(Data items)
-*-*-
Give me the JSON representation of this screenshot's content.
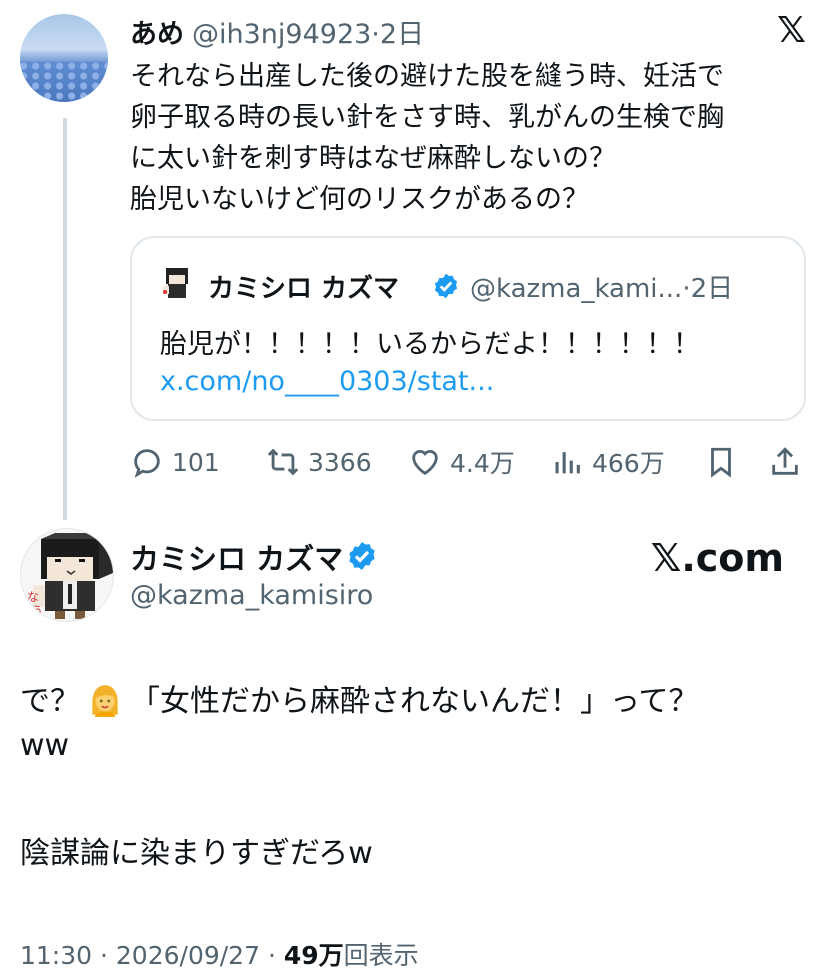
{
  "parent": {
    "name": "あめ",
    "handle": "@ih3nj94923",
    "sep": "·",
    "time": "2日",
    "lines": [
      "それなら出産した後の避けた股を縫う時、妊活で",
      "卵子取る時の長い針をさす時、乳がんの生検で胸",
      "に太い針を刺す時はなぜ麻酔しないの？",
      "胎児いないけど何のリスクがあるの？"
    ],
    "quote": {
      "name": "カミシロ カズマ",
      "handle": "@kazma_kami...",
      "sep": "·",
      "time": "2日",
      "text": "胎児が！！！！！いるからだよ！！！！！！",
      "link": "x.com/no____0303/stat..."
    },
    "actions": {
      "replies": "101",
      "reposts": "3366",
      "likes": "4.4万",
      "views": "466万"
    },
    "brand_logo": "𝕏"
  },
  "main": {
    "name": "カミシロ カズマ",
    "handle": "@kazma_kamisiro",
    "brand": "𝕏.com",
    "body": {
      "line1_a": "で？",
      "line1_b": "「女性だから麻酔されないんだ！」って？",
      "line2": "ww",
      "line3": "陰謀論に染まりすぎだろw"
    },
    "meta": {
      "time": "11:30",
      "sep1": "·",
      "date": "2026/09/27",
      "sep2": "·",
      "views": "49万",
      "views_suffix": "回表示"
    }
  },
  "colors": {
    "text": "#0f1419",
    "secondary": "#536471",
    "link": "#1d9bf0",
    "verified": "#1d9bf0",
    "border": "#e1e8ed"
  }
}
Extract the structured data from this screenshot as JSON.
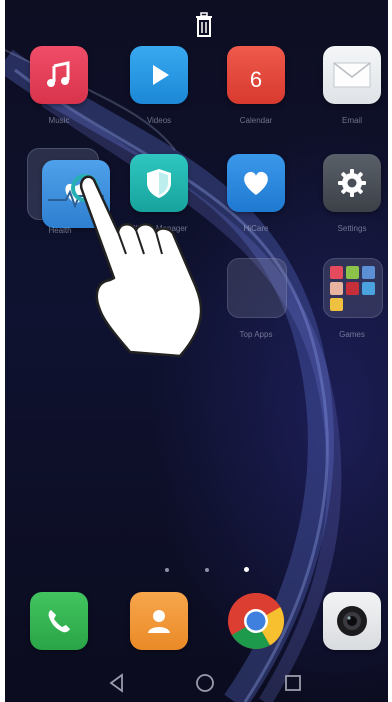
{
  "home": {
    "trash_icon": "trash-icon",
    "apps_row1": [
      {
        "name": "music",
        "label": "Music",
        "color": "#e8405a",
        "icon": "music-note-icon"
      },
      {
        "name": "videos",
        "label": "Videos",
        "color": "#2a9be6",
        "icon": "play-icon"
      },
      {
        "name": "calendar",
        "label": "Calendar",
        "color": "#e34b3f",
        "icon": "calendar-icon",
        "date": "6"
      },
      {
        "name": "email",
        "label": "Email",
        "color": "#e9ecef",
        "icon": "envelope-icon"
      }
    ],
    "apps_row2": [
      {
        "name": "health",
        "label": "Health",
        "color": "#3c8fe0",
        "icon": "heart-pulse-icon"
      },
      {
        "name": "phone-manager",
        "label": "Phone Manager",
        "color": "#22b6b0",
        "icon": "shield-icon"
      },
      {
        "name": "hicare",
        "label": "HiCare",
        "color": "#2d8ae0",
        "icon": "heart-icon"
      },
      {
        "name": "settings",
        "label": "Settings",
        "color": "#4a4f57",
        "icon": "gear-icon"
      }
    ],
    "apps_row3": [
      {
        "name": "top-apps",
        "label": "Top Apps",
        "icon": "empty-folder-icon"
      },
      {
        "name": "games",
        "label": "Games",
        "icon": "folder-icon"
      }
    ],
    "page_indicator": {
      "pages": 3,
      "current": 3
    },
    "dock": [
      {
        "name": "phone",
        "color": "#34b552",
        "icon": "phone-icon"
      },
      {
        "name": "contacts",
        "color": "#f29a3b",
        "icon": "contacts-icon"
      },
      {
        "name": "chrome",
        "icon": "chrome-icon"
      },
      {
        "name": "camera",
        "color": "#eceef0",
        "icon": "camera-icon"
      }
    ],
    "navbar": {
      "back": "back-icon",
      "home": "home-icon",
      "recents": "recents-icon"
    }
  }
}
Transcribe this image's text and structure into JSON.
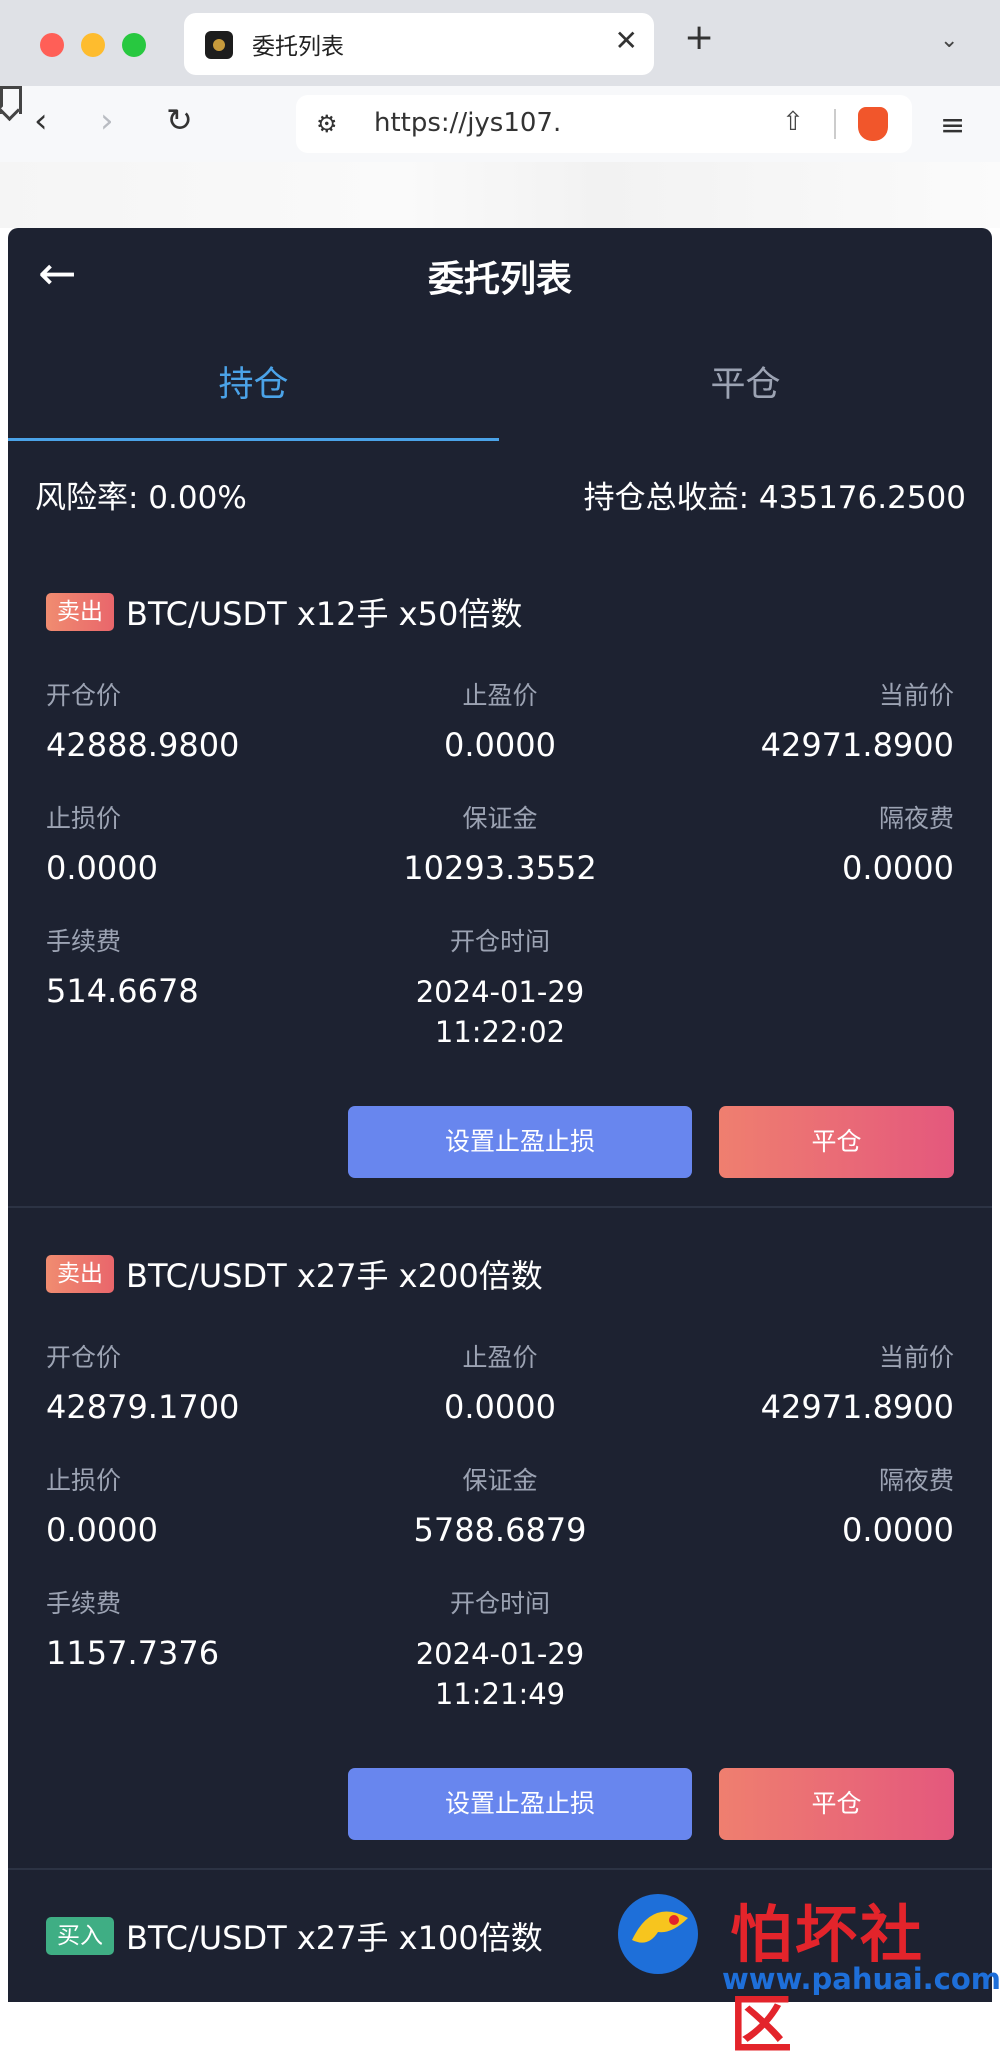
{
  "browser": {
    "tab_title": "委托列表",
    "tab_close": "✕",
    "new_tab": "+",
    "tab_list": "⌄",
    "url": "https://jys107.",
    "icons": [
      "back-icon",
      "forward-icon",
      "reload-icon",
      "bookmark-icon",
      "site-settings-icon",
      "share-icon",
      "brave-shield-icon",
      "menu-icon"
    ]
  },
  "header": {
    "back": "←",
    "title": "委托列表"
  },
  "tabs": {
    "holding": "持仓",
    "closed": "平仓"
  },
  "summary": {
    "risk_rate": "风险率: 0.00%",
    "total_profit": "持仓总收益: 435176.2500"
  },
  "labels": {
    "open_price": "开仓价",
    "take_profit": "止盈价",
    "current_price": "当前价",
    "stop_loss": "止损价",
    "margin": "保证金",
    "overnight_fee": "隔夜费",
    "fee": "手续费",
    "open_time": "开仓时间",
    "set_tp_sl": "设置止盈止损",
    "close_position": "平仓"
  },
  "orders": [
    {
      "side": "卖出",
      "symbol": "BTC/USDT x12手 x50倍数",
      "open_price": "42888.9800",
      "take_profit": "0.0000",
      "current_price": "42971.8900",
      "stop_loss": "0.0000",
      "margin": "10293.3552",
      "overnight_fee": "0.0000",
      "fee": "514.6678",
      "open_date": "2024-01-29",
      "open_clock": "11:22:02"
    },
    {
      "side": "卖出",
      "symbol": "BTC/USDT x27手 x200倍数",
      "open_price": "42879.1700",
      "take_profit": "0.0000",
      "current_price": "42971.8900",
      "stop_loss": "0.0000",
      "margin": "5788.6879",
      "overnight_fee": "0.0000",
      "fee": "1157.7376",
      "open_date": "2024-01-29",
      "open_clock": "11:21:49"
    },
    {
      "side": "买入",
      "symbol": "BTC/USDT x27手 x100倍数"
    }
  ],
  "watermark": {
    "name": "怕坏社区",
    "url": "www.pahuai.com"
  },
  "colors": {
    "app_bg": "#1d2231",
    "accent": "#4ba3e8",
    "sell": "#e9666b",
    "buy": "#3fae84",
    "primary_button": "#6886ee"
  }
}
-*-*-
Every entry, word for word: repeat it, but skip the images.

Give me the JSON representation of this screenshot's content.
{
  "parent": {
    "name": "あめ",
    "handle": "@ih3nj94923",
    "sep": "·",
    "time": "2日",
    "lines": [
      "それなら出産した後の避けた股を縫う時、妊活で",
      "卵子取る時の長い針をさす時、乳がんの生検で胸",
      "に太い針を刺す時はなぜ麻酔しないの？",
      "胎児いないけど何のリスクがあるの？"
    ],
    "quote": {
      "name": "カミシロ カズマ",
      "handle": "@kazma_kami...",
      "sep": "·",
      "time": "2日",
      "text": "胎児が！！！！！いるからだよ！！！！！！",
      "link": "x.com/no____0303/stat..."
    },
    "actions": {
      "replies": "101",
      "reposts": "3366",
      "likes": "4.4万",
      "views": "466万"
    },
    "brand_logo": "𝕏"
  },
  "main": {
    "name": "カミシロ カズマ",
    "handle": "@kazma_kamisiro",
    "brand": "𝕏.com",
    "body": {
      "line1_a": "で？",
      "line1_b": "「女性だから麻酔されないんだ！」って？",
      "line2": "ww",
      "line3": "陰謀論に染まりすぎだろw"
    },
    "meta": {
      "time": "11:30",
      "sep1": "·",
      "date": "2026/09/27",
      "sep2": "·",
      "views": "49万",
      "views_suffix": "回表示"
    }
  },
  "colors": {
    "text": "#0f1419",
    "secondary": "#536471",
    "link": "#1d9bf0",
    "verified": "#1d9bf0",
    "border": "#e1e8ed"
  }
}
Extract the structured data from this screenshot as JSON.
{
  "home": {
    "trash_icon": "trash-icon",
    "apps_row1": [
      {
        "name": "music",
        "label": "Music",
        "color": "#e8405a",
        "icon": "music-note-icon"
      },
      {
        "name": "videos",
        "label": "Videos",
        "color": "#2a9be6",
        "icon": "play-icon"
      },
      {
        "name": "calendar",
        "label": "Calendar",
        "color": "#e34b3f",
        "icon": "calendar-icon",
        "date": "6"
      },
      {
        "name": "email",
        "label": "Email",
        "color": "#e9ecef",
        "icon": "envelope-icon"
      }
    ],
    "apps_row2": [
      {
        "name": "health",
        "label": "Health",
        "color": "#3c8fe0",
        "icon": "heart-pulse-icon"
      },
      {
        "name": "phone-manager",
        "label": "Phone Manager",
        "color": "#22b6b0",
        "icon": "shield-icon"
      },
      {
        "name": "hicare",
        "label": "HiCare",
        "color": "#2d8ae0",
        "icon": "heart-icon"
      },
      {
        "name": "settings",
        "label": "Settings",
        "color": "#4a4f57",
        "icon": "gear-icon"
      }
    ],
    "apps_row3": [
      {
        "name": "top-apps",
        "label": "Top Apps",
        "icon": "empty-folder-icon"
      },
      {
        "name": "games",
        "label": "Games",
        "icon": "folder-icon"
      }
    ],
    "page_indicator": {
      "pages": 3,
      "current": 3
    },
    "dock": [
      {
        "name": "phone",
        "color": "#34b552",
        "icon": "phone-icon"
      },
      {
        "name": "contacts",
        "color": "#f29a3b",
        "icon": "contacts-icon"
      },
      {
        "name": "chrome",
        "icon": "chrome-icon"
      },
      {
        "name": "camera",
        "color": "#eceef0",
        "icon": "camera-icon"
      }
    ],
    "navbar": {
      "back": "back-icon",
      "home": "home-icon",
      "recents": "recents-icon"
    }
  }
}
Transcribe this image's text and structure into JSON.
{
  "browser": {
    "tab_title": "委托列表",
    "tab_close": "✕",
    "new_tab": "+",
    "tab_list": "⌄",
    "url": "https://jys107.",
    "icons": [
      "back-icon",
      "forward-icon",
      "reload-icon",
      "bookmark-icon",
      "site-settings-icon",
      "share-icon",
      "brave-shield-icon",
      "menu-icon"
    ]
  },
  "header": {
    "back": "←",
    "title": "委托列表"
  },
  "tabs": {
    "holding": "持仓",
    "closed": "平仓"
  },
  "summary": {
    "risk_rate": "风险率: 0.00%",
    "total_profit": "持仓总收益: 435176.2500"
  },
  "labels": {
    "open_price": "开仓价",
    "take_profit": "止盈价",
    "current_price": "当前价",
    "stop_loss": "止损价",
    "margin": "保证金",
    "overnight_fee": "隔夜费",
    "fee": "手续费",
    "open_time": "开仓时间",
    "set_tp_sl": "设置止盈止损",
    "close_position": "平仓"
  },
  "orders": [
    {
      "side": "卖出",
      "symbol": "BTC/USDT x12手 x50倍数",
      "open_price": "42888.9800",
      "take_profit": "0.0000",
      "current_price": "42971.8900",
      "stop_loss": "0.0000",
      "margin": "10293.3552",
      "overnight_fee": "0.0000",
      "fee": "514.6678",
      "open_date": "2024-01-29",
      "open_clock": "11:22:02"
    },
    {
      "side": "卖出",
      "symbol": "BTC/USDT x27手 x200倍数",
      "open_price": "42879.1700",
      "take_profit": "0.0000",
      "current_price": "42971.8900",
      "stop_loss": "0.0000",
      "margin": "5788.6879",
      "overnight_fee": "0.0000",
      "fee": "1157.7376",
      "open_date": "2024-01-29",
      "open_clock": "11:21:49"
    },
    {
      "side": "买入",
      "symbol": "BTC/USDT x27手 x100倍数"
    }
  ],
  "watermark": {
    "name": "怕坏社区",
    "url": "www.pahuai.com"
  },
  "colors": {
    "app_bg": "#1d2231",
    "accent": "#4ba3e8",
    "sell": "#e9666b",
    "buy": "#3fae84",
    "primary_button": "#6886ee"
  }
}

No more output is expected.